The VID is 3207 and PID is 0300.
I decided to test it amongst my test platforms to see whether there were any USB compatibility issues. The results seem to suggest otherwise:
- Intel Z97 Platform USB 3.0 ports – OK
- Intel H61 Platform USB 2.0 ports – OK
- Lenovo E431 (Intel i7-3630QM) USB 2.0 ports – OK
- AMD 890FX chipset USB 2.0 ports – OK
- AMD RS880MD chipset USB 2.0 ports – OK
- AMD RS785E chipset USB 2.0 ports – OK
- NEC/Renesas USB 3.0 ports – OK
As a result, it seems the reader is compatible with all of the ports under my roof, and the problem with dropouts on my aunt’s machine may be instead related to card-to-reader compatibility. I tested this with a number of cards under a read benchmark, but it too seems to have been successful (SD/microSD cards only, RDF8 results here).
Sandisk Ultra 1Gb microSD – performance shown is basically the performance limitation of the card itself.
Unbranded OEM 2Gb microSD – performance is limited by the card itself, reader had no compatibility issues.
Sandisk Extreme 32Gb microSDHC – this card is capable of 45MB/s on USB 3.0 card readers, thus showing that the USB 2.0 interface reader isn’t really making full effective use of the bus which should be capable of near 30MB/s. Instead, it offers just 16.6MB/s on average.
Toshiba 32Gb SDHC – a full size card to test the reader, and thus one is averaging 15.2MB/s, which is a little less. The card is known to be able to do 38MB/s.
Toshiba 64Gb Exceria Type II SDXC – this one averaged slightly better at 16.8MB/s, although this card is known to be capable of 83MB/s.
Sandisk Ultra 128Gb microSDXC – this one averaged 15.6MB/s, and is known to do 43.8MB/s.
In all, with the selection of SD/microSD cards tested (not all I have available, but most of them), no compatibility issues were encountered at all through SDSC/HC and XC capacities from 1Gb to 128Gb. The reason the reader failed to perform reliably at my Aunt’s place may have to do with her card, or her computer’s USB port specifically.
Rather annoyingly, when I tested it with my equipment, the unit was “no fault found”. The failure to operate properly with my aunt’s machine may be a problem with the USB port itself or card compatibility – perhaps strong RF fields affecting the USB cable or the card directly.
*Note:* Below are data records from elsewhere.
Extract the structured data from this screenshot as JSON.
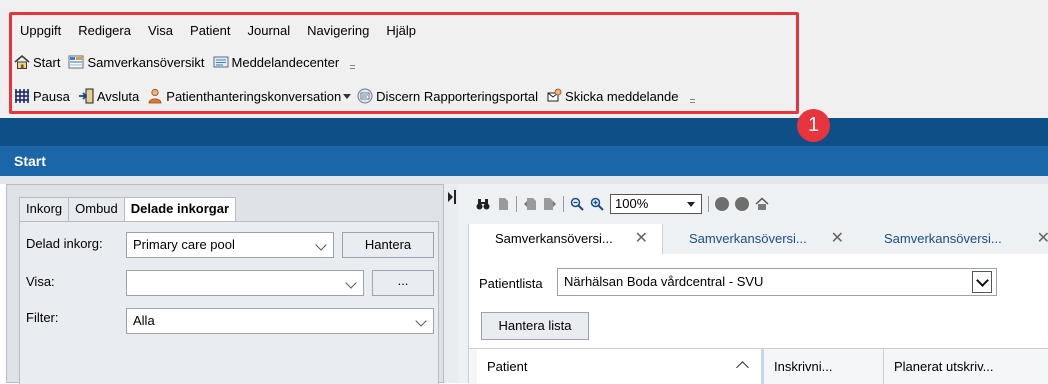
{
  "menu": [
    "Uppgift",
    "Redigera",
    "Visa",
    "Patient",
    "Journal",
    "Navigering",
    "Hjälp"
  ],
  "toolbar1": [
    {
      "label": "Start",
      "icon": "home-icon"
    },
    {
      "label": "Samverkansöversikt",
      "icon": "overview-grid-icon"
    },
    {
      "label": "Meddelandecenter",
      "icon": "message-center-icon"
    }
  ],
  "toolbar2": [
    {
      "label": "Pausa",
      "icon": "pause-grid-icon"
    },
    {
      "label": "Avsluta",
      "icon": "exit-door-icon"
    },
    {
      "label": "Patienthanteringskonversation",
      "icon": "person-icon"
    },
    {
      "label": "Discern Rapporteringsportal",
      "icon": "report-portal-icon"
    },
    {
      "label": "Skicka meddelande",
      "icon": "send-message-icon"
    }
  ],
  "badge": "1",
  "title": "Start",
  "left": {
    "tabs": [
      "Inkorg",
      "Ombud",
      "Delade inkorgar"
    ],
    "active_tab": "Delade inkorgar",
    "delad_label": "Delad inkorg:",
    "delad_value": "Primary care pool",
    "hantera_btn": "Hantera",
    "visa_label": "Visa:",
    "visa_value": "",
    "ellipsis_btn": "...",
    "filter_label": "Filter:",
    "filter_value": "Alla"
  },
  "right": {
    "zoom": "100%",
    "tabs": [
      "Samverkansöversi...",
      "Samverkansöversi...",
      "Samverkansöversi..."
    ],
    "patientlista_label": "Patientlista",
    "patientlista_value": "Närhälsan Boda vårdcentral - SVU",
    "hantera_lista": "Hantera lista",
    "columns": [
      "Patient",
      "Inskrivni...",
      "Planerat utskriv..."
    ]
  },
  "colors": {
    "accent_red": "#e8343c",
    "title_blue": "#1a66a8",
    "band_dark": "#0d4f86"
  }
}
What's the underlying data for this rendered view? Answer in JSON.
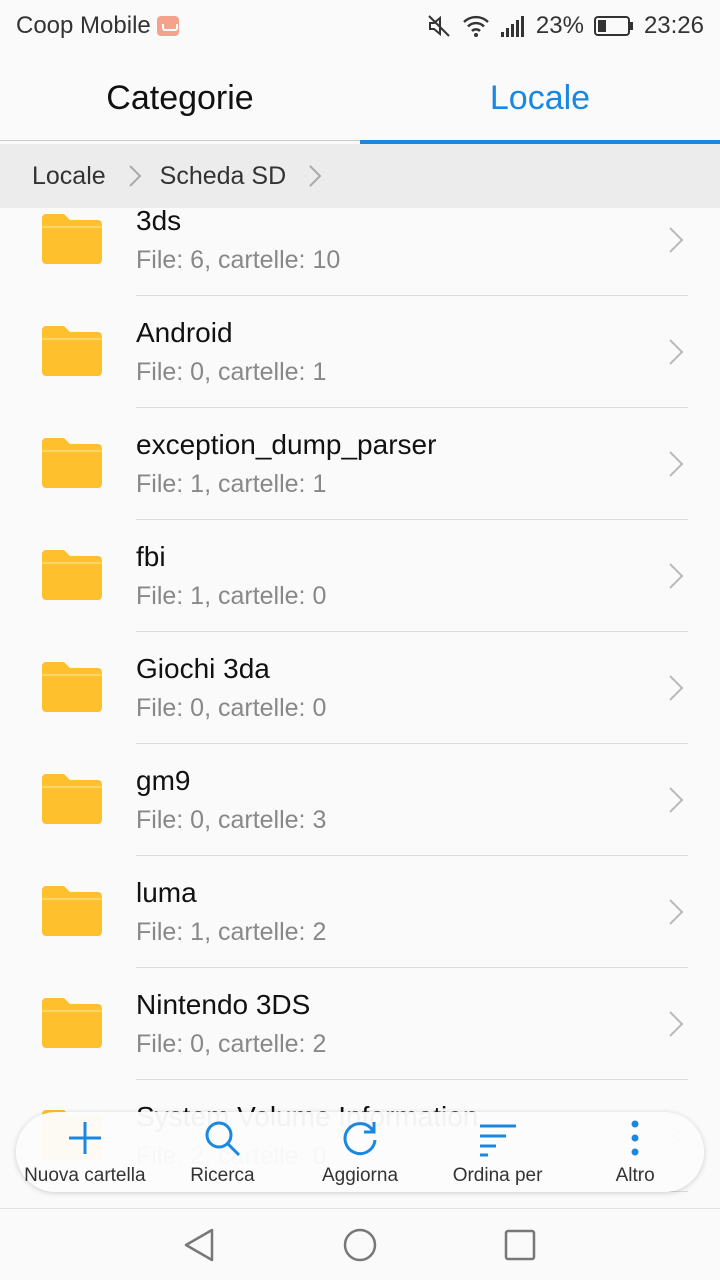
{
  "status_bar": {
    "carrier": "Coop Mobile",
    "battery": "23%",
    "time": "23:26",
    "icons": [
      "sim-icon",
      "mute-icon",
      "wifi-icon",
      "signal-icon",
      "battery-icon"
    ]
  },
  "tabs": [
    {
      "label": "Categorie",
      "active": false
    },
    {
      "label": "Locale",
      "active": true
    }
  ],
  "accent_color": "#1a88e0",
  "folder_color": "#ffc02e",
  "breadcrumb": [
    {
      "label": "Locale"
    },
    {
      "label": "Scheda SD"
    }
  ],
  "files": [
    {
      "name": "3ds",
      "meta": "File: 6, cartelle: 10"
    },
    {
      "name": "Android",
      "meta": "File: 0, cartelle: 1"
    },
    {
      "name": "exception_dump_parser",
      "meta": "File: 1, cartelle: 1"
    },
    {
      "name": "fbi",
      "meta": "File: 1, cartelle: 0"
    },
    {
      "name": "Giochi 3da",
      "meta": "File: 0, cartelle: 0"
    },
    {
      "name": "gm9",
      "meta": "File: 0, cartelle: 3"
    },
    {
      "name": "luma",
      "meta": "File: 1, cartelle: 2"
    },
    {
      "name": "Nintendo 3DS",
      "meta": "File: 0, cartelle: 2"
    },
    {
      "name": "System Volume Information",
      "meta": "File: 2, cartelle: 0"
    }
  ],
  "toolbar": [
    {
      "label": "Nuova cartella",
      "icon": "plus-icon"
    },
    {
      "label": "Ricerca",
      "icon": "search-icon"
    },
    {
      "label": "Aggiorna",
      "icon": "refresh-icon"
    },
    {
      "label": "Ordina per",
      "icon": "sort-icon"
    },
    {
      "label": "Altro",
      "icon": "more-vertical-icon"
    }
  ],
  "nav_bar": [
    "back-icon",
    "home-icon",
    "recents-icon"
  ]
}
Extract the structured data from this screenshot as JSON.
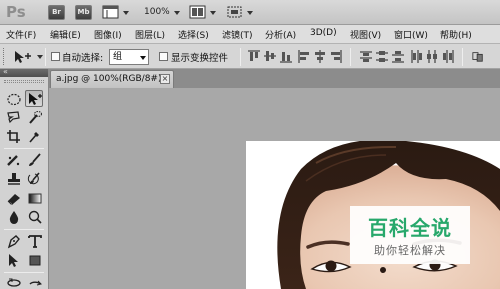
{
  "app": {
    "logo": "Ps",
    "bridge_button": "Br",
    "minibridge_button": "Mb",
    "zoom_level": "100%"
  },
  "menu": {
    "items": [
      "文件(F)",
      "编辑(E)",
      "图像(I)",
      "图层(L)",
      "选择(S)",
      "滤镜(T)",
      "分析(A)",
      "3D(D)",
      "视图(V)",
      "窗口(W)",
      "帮助(H)"
    ]
  },
  "options": {
    "auto_select_label": "自动选择:",
    "auto_select_checked": false,
    "auto_select_value": "组",
    "show_transform_label": "显示变换控件",
    "show_transform_checked": false
  },
  "document": {
    "tab_title": "a.jpg @ 100%(RGB/8#)",
    "close_glyph": "×"
  },
  "watermark": {
    "title": "百科全说",
    "subtitle": "助你轻松解决",
    "color": "#27a86b"
  },
  "icons": [
    "launch-bridge-icon",
    "mini-bridge-icon",
    "view-extras-icon",
    "arrange-documents-icon",
    "screen-mode-icon",
    "move-tool-icon",
    "marquee-tool-icon",
    "lasso-tool-icon",
    "quick-selection-tool-icon",
    "crop-tool-icon",
    "eyedropper-tool-icon",
    "spot-healing-tool-icon",
    "brush-tool-icon",
    "clone-stamp-tool-icon",
    "history-brush-tool-icon",
    "eraser-tool-icon",
    "gradient-tool-icon",
    "blur-tool-icon",
    "dodge-tool-icon",
    "pen-tool-icon",
    "type-tool-icon",
    "path-selection-tool-icon",
    "shape-tool-icon",
    "3d-rotate-tool-icon",
    "3d-orbit-tool-icon"
  ]
}
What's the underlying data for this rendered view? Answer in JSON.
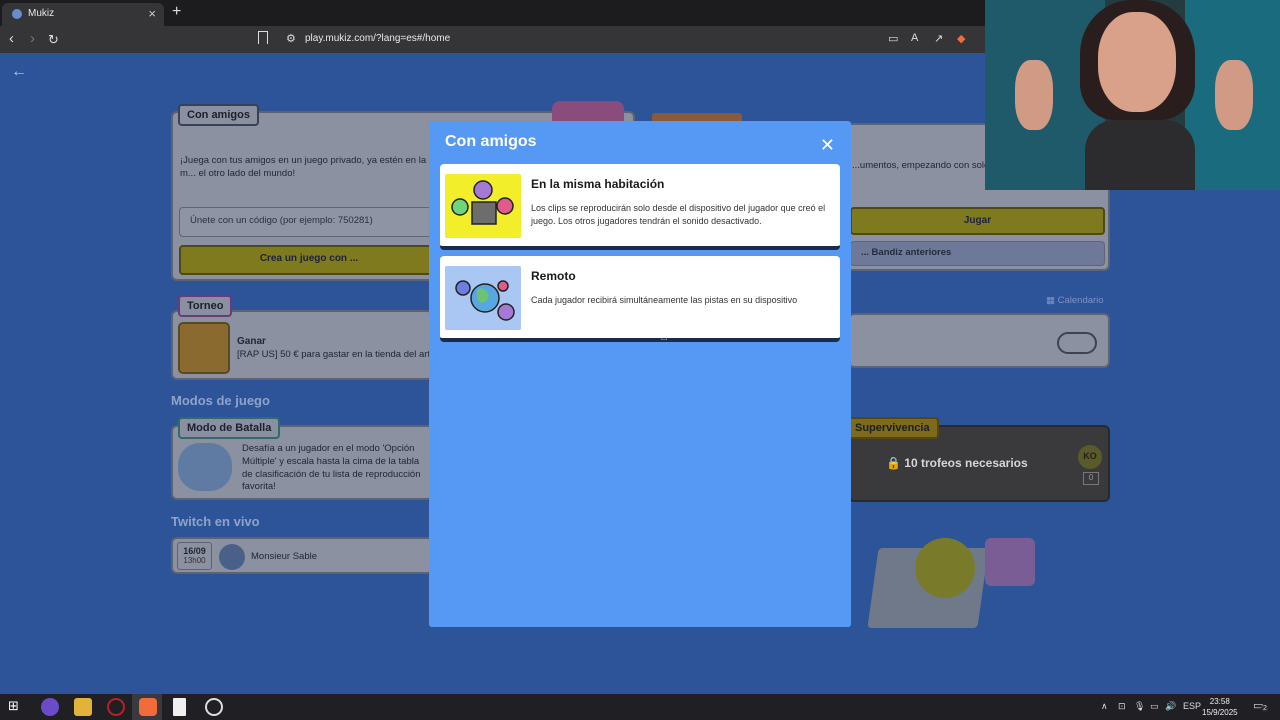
{
  "browser": {
    "tab_title": "Mukiz",
    "tab_close": "×",
    "new_tab": "+",
    "url": "play.mukiz.com/?lang=es#/home"
  },
  "page": {
    "friends_card": {
      "badge": "Con amigos",
      "description": "¡Juega con tus amigos en un juego privado, ya estén en la m... el otro lado del mundo!",
      "code_input_placeholder": "Únete con un código (por ejemplo: 750281)",
      "create_button": "Crea un juego con ..."
    },
    "right_card": {
      "text": "...umentos, empezando con solo",
      "play_button": "Jugar",
      "previous_button": "... Bandiz anteriores"
    },
    "tournament": {
      "badge": "Torneo",
      "title": "Ganar",
      "text": "[RAP US] 50 € para gastar en la tienda del art...",
      "calendar": "Calendario"
    },
    "game_modes": {
      "heading": "Modos de juego",
      "battle_badge": "Modo de Batalla",
      "battle_text": "Desafía a un jugador en el modo 'Opción Múltiple' y escala hasta la cima de la tabla de clasificación de tu lista de reproducción favorita!",
      "survival_badge": "Supervivencia",
      "survival_lock": "10 trofeos necesarios",
      "survival_counter": "0",
      "survival_ko": "KO"
    },
    "twitch": {
      "heading": "Twitch en vivo",
      "date": "16/09",
      "time": "13h00",
      "streamer": "Monsieur Sable"
    }
  },
  "modal": {
    "title": "Con amigos",
    "close": "✕",
    "options": [
      {
        "title": "En la misma habitación",
        "description": "Los clips se reproducirán solo desde el dispositivo del jugador que creó el juego. Los otros jugadores tendrán el sonido desactivado."
      },
      {
        "title": "Remoto",
        "description": "Cada jugador recibirá simultáneamente las pistas en su dispositivo"
      }
    ]
  },
  "taskbar": {
    "lang": "ESP",
    "time": "23:58",
    "date": "15/9/2025",
    "notifications": "2"
  }
}
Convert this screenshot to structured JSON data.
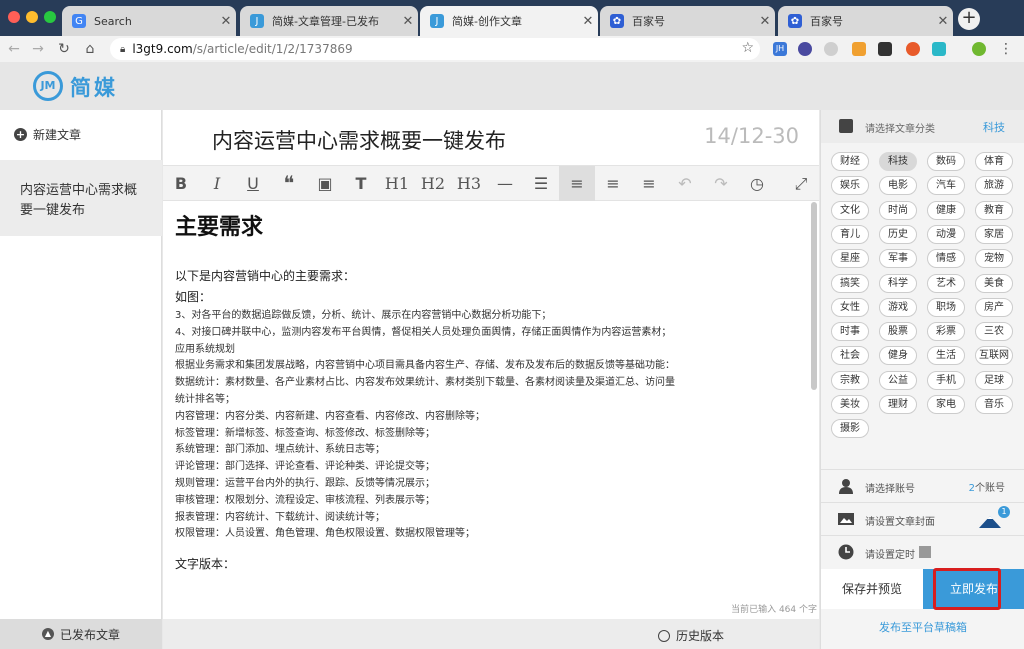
{
  "browser": {
    "tabs": [
      {
        "title": "Search",
        "active": false
      },
      {
        "title": "简媒-文章管理-已发布",
        "active": false
      },
      {
        "title": "简媒-创作文章",
        "active": true
      },
      {
        "title": "百家号",
        "active": false
      },
      {
        "title": "百家号",
        "active": false
      }
    ],
    "new_tab": "+",
    "url_host": "l3gt9.com",
    "url_path": "/s/article/edit/1/2/1737869",
    "extensions": [
      "JH"
    ]
  },
  "app": {
    "logo_mark": "JM",
    "logo_text": "简媒",
    "brand_color": "#3a9ad9"
  },
  "sidebar": {
    "new_article": "新建文章",
    "current_article": "内容运营中心需求概要一键发布",
    "published_articles": "已发布文章"
  },
  "editor": {
    "title": "内容运营中心需求概要一键发布",
    "title_counter": "14/12-30",
    "toolbar": {
      "bold": "B",
      "italic": "I",
      "underline": "U",
      "quote": "❝",
      "image": "▣",
      "text": "T",
      "h1": "H1",
      "h2": "H2",
      "h3": "H3",
      "hr": "—",
      "list": "☰",
      "align_left": "≡",
      "align_center": "≡",
      "align_right": "≡",
      "undo": "↶",
      "redo": "↷",
      "history": "◷",
      "fullscreen": "⤢"
    },
    "heading": "主要需求",
    "intro": "以下是内容营销中心的主要需求：",
    "figure_label": "如图：",
    "lines": [
      "3、对各平台的数据追踪做反馈，分析、统计、展示在内容营销中心数据分析功能下；",
      "4、对接口碑并联中心，监测内容发布平台舆情，督促相关人员处理负面舆情，存储正面舆情作为内容运营素材；",
      "应用系统规划",
      "根据业务需求和集团发展战略，内容营销中心项目需具备内容生产、存储、发布及发布后的数据反馈等基础功能：",
      "数据统计：素材数量、各产业素材占比、内容发布效果统计、素材类别下载量、各素材阅读量及渠道汇总、访问量",
      "统计排名等；",
      "内容管理：内容分类、内容新建、内容查看、内容修改、内容删除等；",
      "标签管理：新增标签、标签查询、标签修改、标签删除等；",
      "系统管理：部门添加、埋点统计、系统日志等；",
      "评论管理：部门选择、评论查看、评论种类、评论提交等；",
      "规则管理：运营平台内外的执行、跟踪、反馈等情况展示；",
      "审核管理：权限划分、流程设定、审核流程、列表展示等；",
      "报表管理：内容统计、下载统计、阅读统计等；",
      "权限管理：人员设置、角色管理、角色权限设置、数据权限管理等；"
    ],
    "section2": "文字版本：",
    "word_count": "当前已输入 464 个字",
    "history_version": "历史版本"
  },
  "right_panel": {
    "category_label": "请选择文章分类",
    "category_value": "科技",
    "categories": [
      "财经",
      "科技",
      "数码",
      "体育",
      "娱乐",
      "电影",
      "汽车",
      "旅游",
      "文化",
      "时尚",
      "健康",
      "教育",
      "育儿",
      "历史",
      "动漫",
      "家居",
      "星座",
      "军事",
      "情感",
      "宠物",
      "搞笑",
      "科学",
      "艺术",
      "美食",
      "女性",
      "游戏",
      "职场",
      "房产",
      "时事",
      "股票",
      "彩票",
      "三农",
      "社会",
      "健身",
      "生活",
      "互联网",
      "宗教",
      "公益",
      "手机",
      "足球",
      "美妆",
      "理财",
      "家电",
      "音乐",
      "摄影"
    ],
    "selected_category": "科技",
    "account_label": "请选择账号",
    "account_count": "2",
    "account_suffix": "个账号",
    "cover_label": "请设置文章封面",
    "cover_badge": "1",
    "schedule_label": "请设置定时",
    "save_preview": "保存并预览",
    "publish_now": "立即发布",
    "publish_draft": "发布至平台草稿箱"
  }
}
The unit is cheap, and the performance, USB 2.0 connectivity and construction reflect this. But it does work, albeit slowly, with the cards tested and uses a chipset I hadn’t encountered previously. It doesn’t take full advantage of the USB 2.0 bus which can reach close to 30MB/s in most cases, but I suppose most consumers at this price point would be happy if they had something that allowed them to access the card, even if it was at a pedestrian 15-17MB/s.